_WHAT YOU HAVE TO DO_
Whenever "items" occurs in a line of the material, list that line.
[[ DATA FOR THIS TASK, beginning ]]
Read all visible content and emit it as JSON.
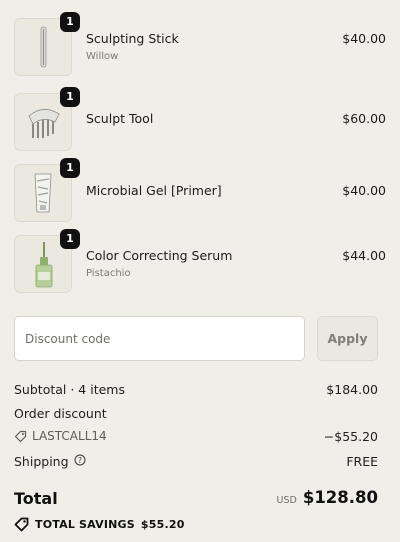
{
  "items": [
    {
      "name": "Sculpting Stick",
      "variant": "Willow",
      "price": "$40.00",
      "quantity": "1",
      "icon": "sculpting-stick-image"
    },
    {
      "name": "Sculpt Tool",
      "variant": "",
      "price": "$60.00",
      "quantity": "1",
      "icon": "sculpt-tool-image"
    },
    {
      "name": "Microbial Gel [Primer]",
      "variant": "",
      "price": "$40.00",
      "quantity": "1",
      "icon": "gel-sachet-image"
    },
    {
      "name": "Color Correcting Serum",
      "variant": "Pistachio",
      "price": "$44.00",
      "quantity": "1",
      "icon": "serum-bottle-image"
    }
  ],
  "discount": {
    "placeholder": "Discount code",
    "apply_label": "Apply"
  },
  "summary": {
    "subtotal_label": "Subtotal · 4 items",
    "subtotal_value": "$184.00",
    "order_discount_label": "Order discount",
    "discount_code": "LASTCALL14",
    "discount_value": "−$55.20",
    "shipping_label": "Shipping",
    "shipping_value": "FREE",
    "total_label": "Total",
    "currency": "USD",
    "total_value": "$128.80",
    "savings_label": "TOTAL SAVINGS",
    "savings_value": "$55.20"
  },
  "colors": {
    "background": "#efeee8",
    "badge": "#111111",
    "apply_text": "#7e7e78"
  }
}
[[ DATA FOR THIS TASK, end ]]
_RESULT OF THE TASK_
  "items": [
    "subtotal_label": "Subtotal · 4 items",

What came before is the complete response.